WHAT YOU ARE ASKED TO DO
All lines of the material below that include the string "release" are to be copied.

[MATERIAL FOR THE TASK]

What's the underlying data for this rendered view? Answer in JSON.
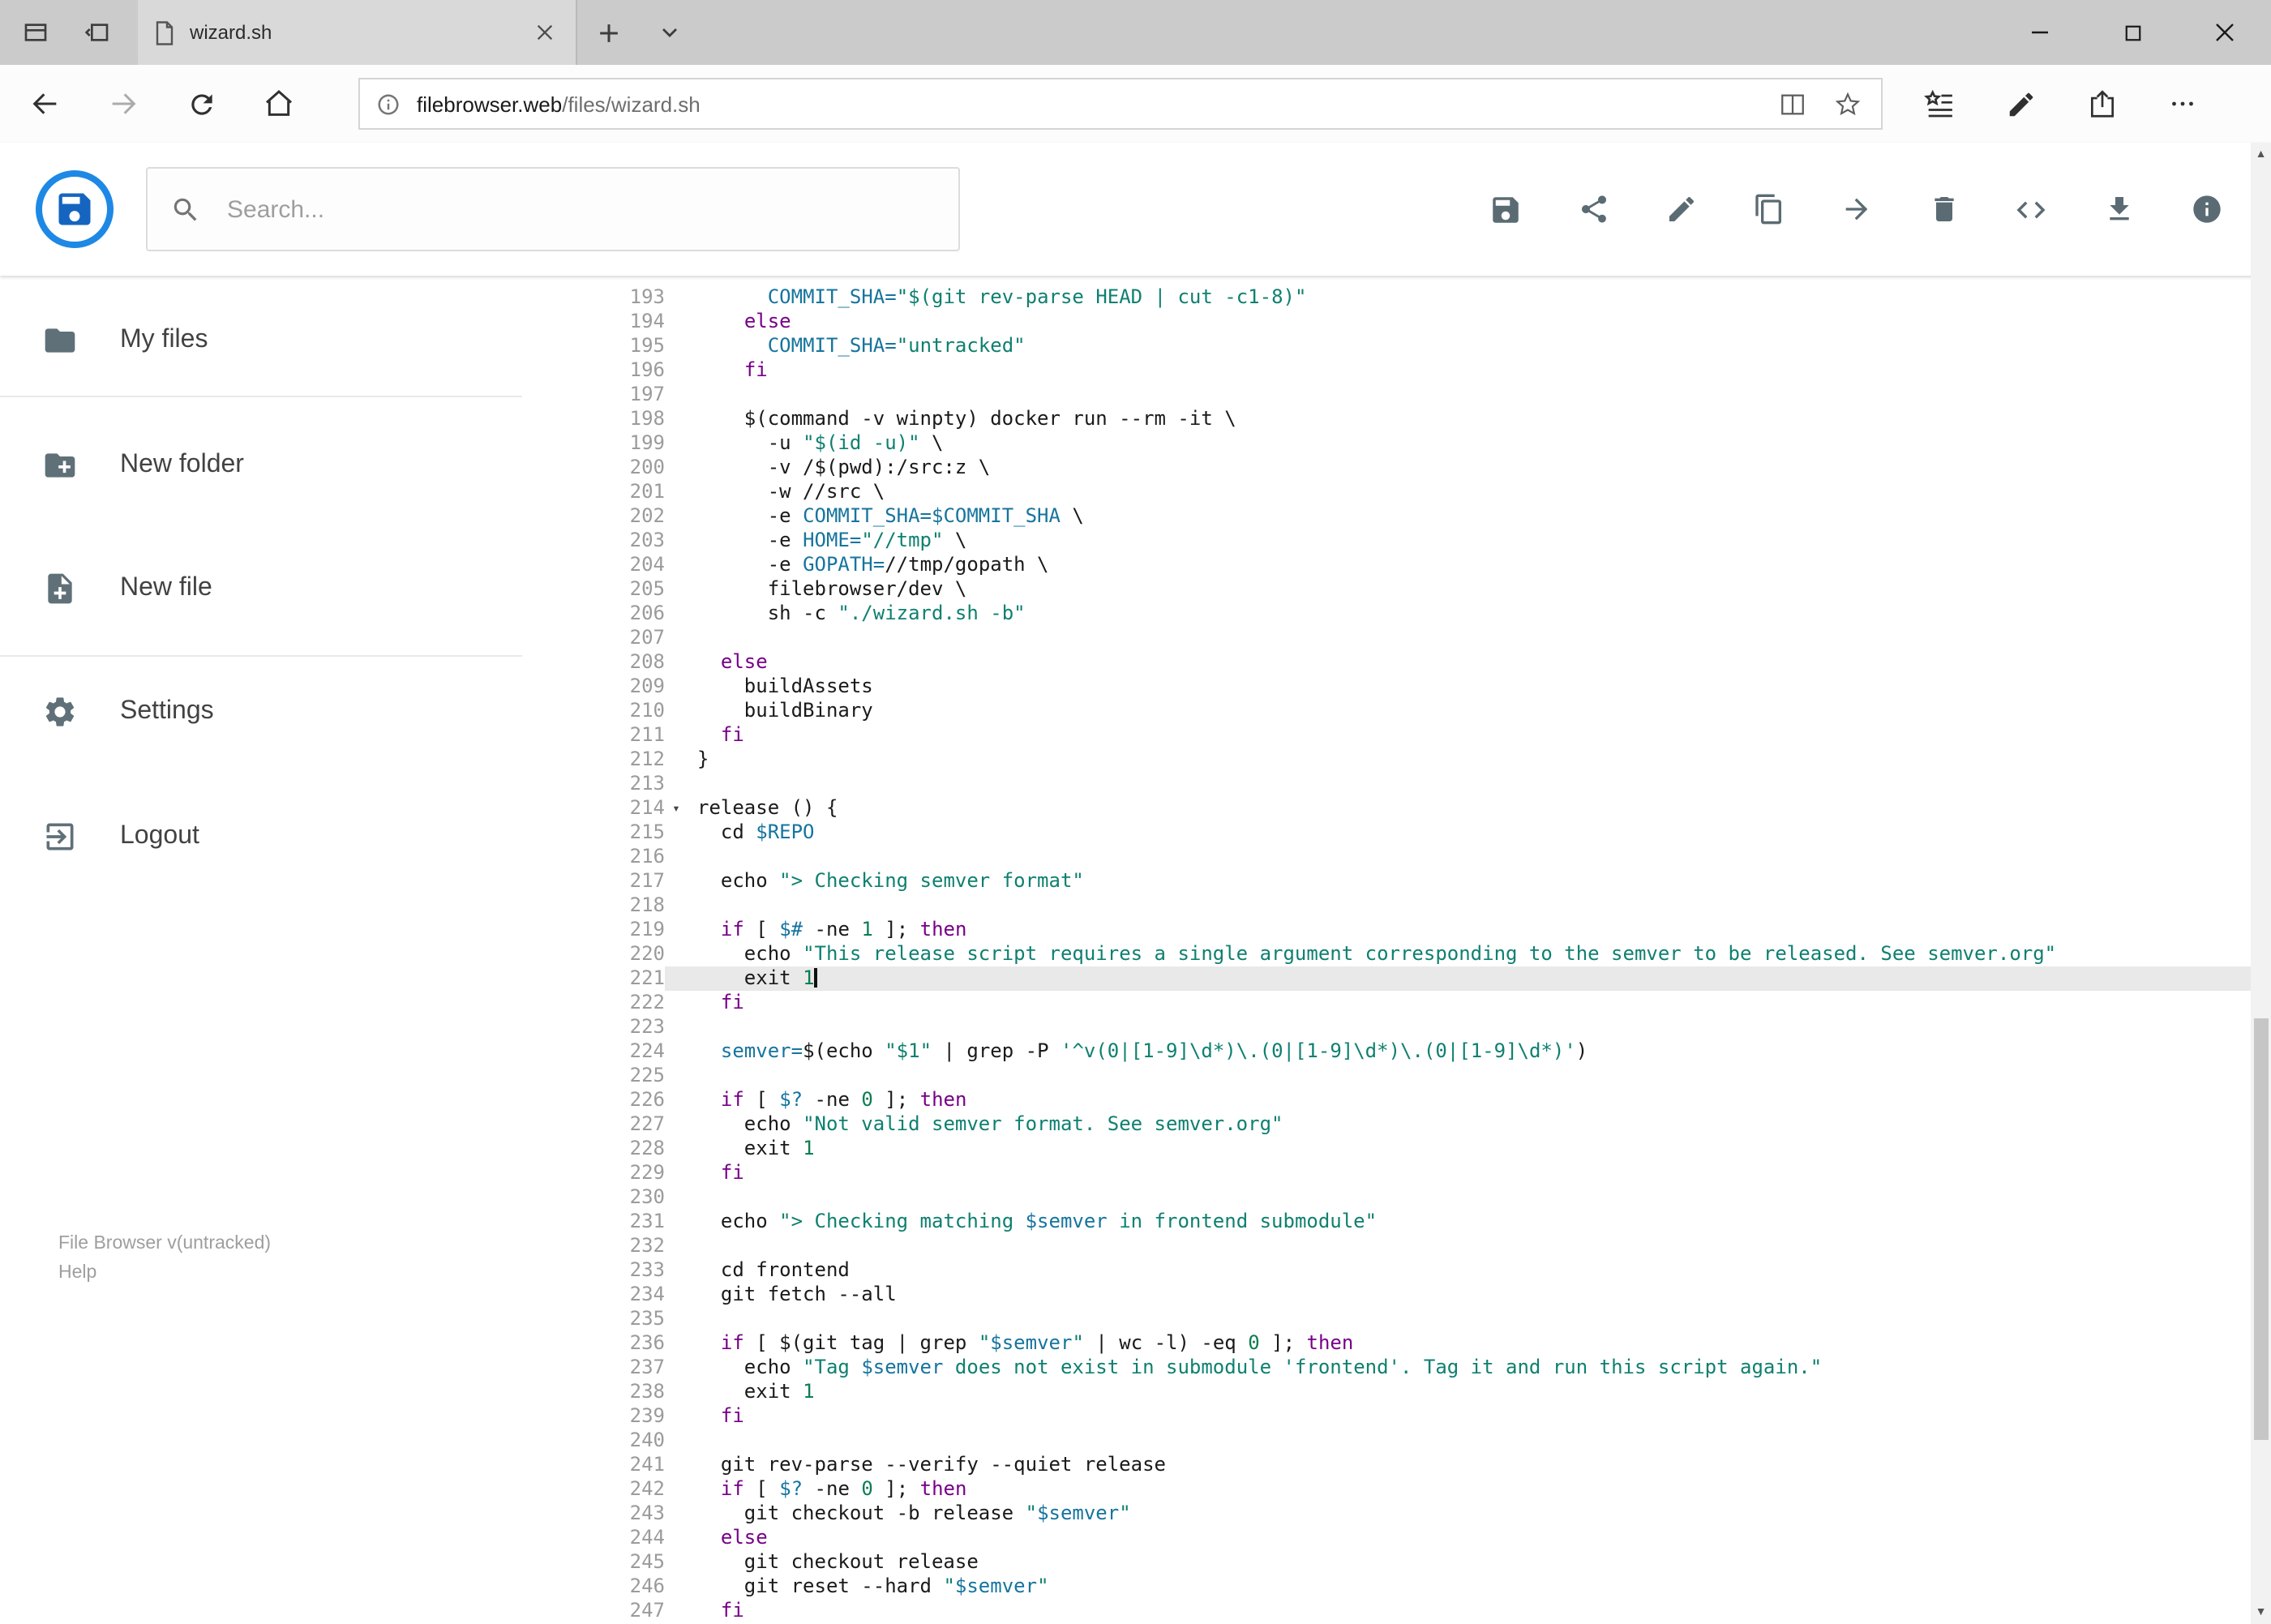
{
  "browser": {
    "tab_title": "wizard.sh",
    "url_host": "filebrowser.web",
    "url_path": "/files/wizard.sh"
  },
  "app": {
    "search_placeholder": "Search...",
    "toolbar_icons": [
      "save",
      "share",
      "rename",
      "copy",
      "move",
      "delete",
      "raw",
      "download",
      "info"
    ],
    "sidebar": {
      "items": [
        {
          "label": "My files",
          "icon": "folder-icon"
        },
        {
          "label": "New folder",
          "icon": "new-folder-icon"
        },
        {
          "label": "New file",
          "icon": "new-file-icon"
        },
        {
          "label": "Settings",
          "icon": "settings-icon"
        },
        {
          "label": "Logout",
          "icon": "logout-icon"
        }
      ],
      "footer_version": "File Browser v(untracked)",
      "footer_help": "Help"
    }
  },
  "editor": {
    "active_line": 221,
    "fold_line": 214,
    "cursor": true,
    "lines": [
      {
        "n": 193,
        "seg": [
          [
            "p",
            "      "
          ],
          [
            "v",
            "COMMIT_SHA="
          ],
          [
            "s",
            "\"$(git rev-parse HEAD | cut -c1-8)\""
          ]
        ]
      },
      {
        "n": 194,
        "seg": [
          [
            "p",
            "    "
          ],
          [
            "k",
            "else"
          ]
        ]
      },
      {
        "n": 195,
        "seg": [
          [
            "p",
            "      "
          ],
          [
            "v",
            "COMMIT_SHA="
          ],
          [
            "s",
            "\"untracked\""
          ]
        ]
      },
      {
        "n": 196,
        "seg": [
          [
            "p",
            "    "
          ],
          [
            "k",
            "fi"
          ]
        ]
      },
      {
        "n": 197,
        "seg": []
      },
      {
        "n": 198,
        "seg": [
          [
            "p",
            "    $(command -v winpty) docker run --rm -it \\"
          ]
        ]
      },
      {
        "n": 199,
        "seg": [
          [
            "p",
            "      -u "
          ],
          [
            "s",
            "\"$(id -u)\""
          ],
          [
            "p",
            " \\"
          ]
        ]
      },
      {
        "n": 200,
        "seg": [
          [
            "p",
            "      -v /$(pwd):/src:z \\"
          ]
        ]
      },
      {
        "n": 201,
        "seg": [
          [
            "p",
            "      -w //src \\"
          ]
        ]
      },
      {
        "n": 202,
        "seg": [
          [
            "p",
            "      -e "
          ],
          [
            "v",
            "COMMIT_SHA=$COMMIT_SHA"
          ],
          [
            "p",
            " \\"
          ]
        ]
      },
      {
        "n": 203,
        "seg": [
          [
            "p",
            "      -e "
          ],
          [
            "v",
            "HOME="
          ],
          [
            "s",
            "\"//tmp\""
          ],
          [
            "p",
            " \\"
          ]
        ]
      },
      {
        "n": 204,
        "seg": [
          [
            "p",
            "      -e "
          ],
          [
            "v",
            "GOPATH="
          ],
          [
            "p",
            "//tmp/gopath \\"
          ]
        ]
      },
      {
        "n": 205,
        "seg": [
          [
            "p",
            "      filebrowser/dev \\"
          ]
        ]
      },
      {
        "n": 206,
        "seg": [
          [
            "p",
            "      sh -c "
          ],
          [
            "s",
            "\"./wizard.sh -b\""
          ]
        ]
      },
      {
        "n": 207,
        "seg": []
      },
      {
        "n": 208,
        "seg": [
          [
            "p",
            "  "
          ],
          [
            "k",
            "else"
          ]
        ]
      },
      {
        "n": 209,
        "seg": [
          [
            "p",
            "    buildAssets"
          ]
        ]
      },
      {
        "n": 210,
        "seg": [
          [
            "p",
            "    buildBinary"
          ]
        ]
      },
      {
        "n": 211,
        "seg": [
          [
            "p",
            "  "
          ],
          [
            "k",
            "fi"
          ]
        ]
      },
      {
        "n": 212,
        "seg": [
          [
            "p",
            "}"
          ]
        ]
      },
      {
        "n": 213,
        "seg": []
      },
      {
        "n": 214,
        "seg": [
          [
            "p",
            "release () {"
          ]
        ]
      },
      {
        "n": 215,
        "seg": [
          [
            "p",
            "  cd "
          ],
          [
            "v",
            "$REPO"
          ]
        ]
      },
      {
        "n": 216,
        "seg": []
      },
      {
        "n": 217,
        "seg": [
          [
            "p",
            "  echo "
          ],
          [
            "s",
            "\"> Checking semver format\""
          ]
        ]
      },
      {
        "n": 218,
        "seg": []
      },
      {
        "n": 219,
        "seg": [
          [
            "p",
            "  "
          ],
          [
            "k",
            "if"
          ],
          [
            "p",
            " [ "
          ],
          [
            "v",
            "$#"
          ],
          [
            "p",
            " -ne "
          ],
          [
            "n",
            "1"
          ],
          [
            "p",
            " ]; "
          ],
          [
            "k",
            "then"
          ]
        ]
      },
      {
        "n": 220,
        "seg": [
          [
            "p",
            "    echo "
          ],
          [
            "s",
            "\"This release script requires a single argument corresponding to the semver to be released. See semver.org\""
          ]
        ]
      },
      {
        "n": 221,
        "seg": [
          [
            "p",
            "    exit "
          ],
          [
            "n",
            "1"
          ]
        ]
      },
      {
        "n": 222,
        "seg": [
          [
            "p",
            "  "
          ],
          [
            "k",
            "fi"
          ]
        ]
      },
      {
        "n": 223,
        "seg": []
      },
      {
        "n": 224,
        "seg": [
          [
            "p",
            "  "
          ],
          [
            "v",
            "semver="
          ],
          [
            "p",
            "$(echo "
          ],
          [
            "s",
            "\"$1\""
          ],
          [
            "p",
            " | grep -P "
          ],
          [
            "s",
            "'^v(0|[1-9]\\d*)\\.(0|[1-9]\\d*)\\.(0|[1-9]\\d*)'"
          ],
          [
            "p",
            ")"
          ]
        ]
      },
      {
        "n": 225,
        "seg": []
      },
      {
        "n": 226,
        "seg": [
          [
            "p",
            "  "
          ],
          [
            "k",
            "if"
          ],
          [
            "p",
            " [ "
          ],
          [
            "v",
            "$?"
          ],
          [
            "p",
            " -ne "
          ],
          [
            "n",
            "0"
          ],
          [
            "p",
            " ]; "
          ],
          [
            "k",
            "then"
          ]
        ]
      },
      {
        "n": 227,
        "seg": [
          [
            "p",
            "    echo "
          ],
          [
            "s",
            "\"Not valid semver format. See semver.org\""
          ]
        ]
      },
      {
        "n": 228,
        "seg": [
          [
            "p",
            "    exit "
          ],
          [
            "n",
            "1"
          ]
        ]
      },
      {
        "n": 229,
        "seg": [
          [
            "p",
            "  "
          ],
          [
            "k",
            "fi"
          ]
        ]
      },
      {
        "n": 230,
        "seg": []
      },
      {
        "n": 231,
        "seg": [
          [
            "p",
            "  echo "
          ],
          [
            "s",
            "\"> Checking matching "
          ],
          [
            "v",
            "$semver"
          ],
          [
            "s",
            " in frontend submodule\""
          ]
        ]
      },
      {
        "n": 232,
        "seg": []
      },
      {
        "n": 233,
        "seg": [
          [
            "p",
            "  cd frontend"
          ]
        ]
      },
      {
        "n": 234,
        "seg": [
          [
            "p",
            "  git fetch --all"
          ]
        ]
      },
      {
        "n": 235,
        "seg": []
      },
      {
        "n": 236,
        "seg": [
          [
            "p",
            "  "
          ],
          [
            "k",
            "if"
          ],
          [
            "p",
            " [ $(git tag | grep "
          ],
          [
            "s",
            "\""
          ],
          [
            "v",
            "$semver"
          ],
          [
            "s",
            "\""
          ],
          [
            "p",
            " | wc -l) -eq "
          ],
          [
            "n",
            "0"
          ],
          [
            "p",
            " ]; "
          ],
          [
            "k",
            "then"
          ]
        ]
      },
      {
        "n": 237,
        "seg": [
          [
            "p",
            "    echo "
          ],
          [
            "s",
            "\"Tag "
          ],
          [
            "v",
            "$semver"
          ],
          [
            "s",
            " does not exist in submodule 'frontend'. Tag it and run this script again.\""
          ]
        ]
      },
      {
        "n": 238,
        "seg": [
          [
            "p",
            "    exit "
          ],
          [
            "n",
            "1"
          ]
        ]
      },
      {
        "n": 239,
        "seg": [
          [
            "p",
            "  "
          ],
          [
            "k",
            "fi"
          ]
        ]
      },
      {
        "n": 240,
        "seg": []
      },
      {
        "n": 241,
        "seg": [
          [
            "p",
            "  git rev-parse --verify --quiet release"
          ]
        ]
      },
      {
        "n": 242,
        "seg": [
          [
            "p",
            "  "
          ],
          [
            "k",
            "if"
          ],
          [
            "p",
            " [ "
          ],
          [
            "v",
            "$?"
          ],
          [
            "p",
            " -ne "
          ],
          [
            "n",
            "0"
          ],
          [
            "p",
            " ]; "
          ],
          [
            "k",
            "then"
          ]
        ]
      },
      {
        "n": 243,
        "seg": [
          [
            "p",
            "    git checkout -b release "
          ],
          [
            "s",
            "\""
          ],
          [
            "v",
            "$semver"
          ],
          [
            "s",
            "\""
          ]
        ]
      },
      {
        "n": 244,
        "seg": [
          [
            "p",
            "  "
          ],
          [
            "k",
            "else"
          ]
        ]
      },
      {
        "n": 245,
        "seg": [
          [
            "p",
            "    git checkout release"
          ]
        ]
      },
      {
        "n": 246,
        "seg": [
          [
            "p",
            "    git reset --hard "
          ],
          [
            "s",
            "\""
          ],
          [
            "v",
            "$semver"
          ],
          [
            "s",
            "\""
          ]
        ]
      },
      {
        "n": 247,
        "seg": [
          [
            "p",
            "  "
          ],
          [
            "k",
            "fi"
          ]
        ]
      }
    ]
  },
  "colors": {
    "keyword": "#770088",
    "string": "#0f8070",
    "variable": "#16749e",
    "number": "#0d7d52",
    "accent_blue": "#1e88e5"
  }
}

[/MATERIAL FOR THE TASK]

OUTPUT OF THE EXERCISE
            "release () {"
            "\"This release script requires a single argument corresponding to the semver to be released. See semver.org\""
            "  git rev-parse --verify --quiet release"
            "    git checkout -b release "
            "    git checkout release"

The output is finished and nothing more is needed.